Manral says, “It is really sad that most women don't even experience an orgasm regularly and most think of it as a bonus. Women need to start thinking of an orgasm as non-negotiable, to learn what gives them pleasure rather than what gives their partner pleasure.” If they are satisfied and eager for sex, she adds, that is a bonus for their partners, male or female.
Women’s ‘virginity’or ‘purity’, as termed by patriarchy is still very much prevalent. Hymenoplasty is a thriving business in cities as well as villages. Feminist writer, Paromita Bardoloi says, “It’s a wrong to say that it’s only men who decide about women’s bodies. It’s the feudal mindset where a woman is supposed to ‘belong’ to a man – a father, a husband or a son.”

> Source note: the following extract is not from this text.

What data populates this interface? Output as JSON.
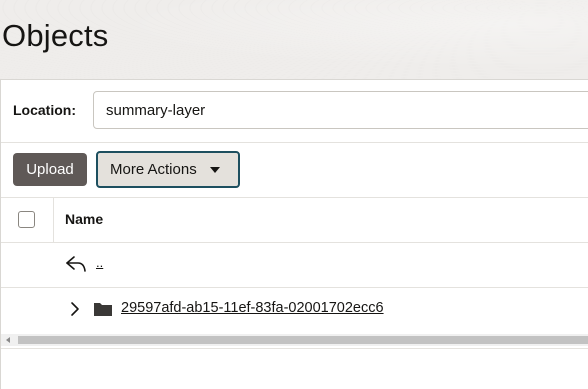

This system is equally perpetuated by women. They are so conditioned in patriarchy that many of them find their self-worth only in the patriarchal notion of purity. Unless we treat a woman as an individual from her birth, the notion of ‘purity’ will keep raising its ugly head.
Bardoloi says many young women don’t put up photos on social media with a male friend because that might ruin their prospect of finding a “good guy”. A woman is supposed to know nothing about life or sex, so that her husband can groom her to be the way he and his family wants.
“This is the undercurrent that still runs,” adds Bardoloi. “We just put beautiful covers of love, respect, dignity and honour over it. No one wants to address the elephant in the room, which is women’s ownership of her body. And that includes her vagina.”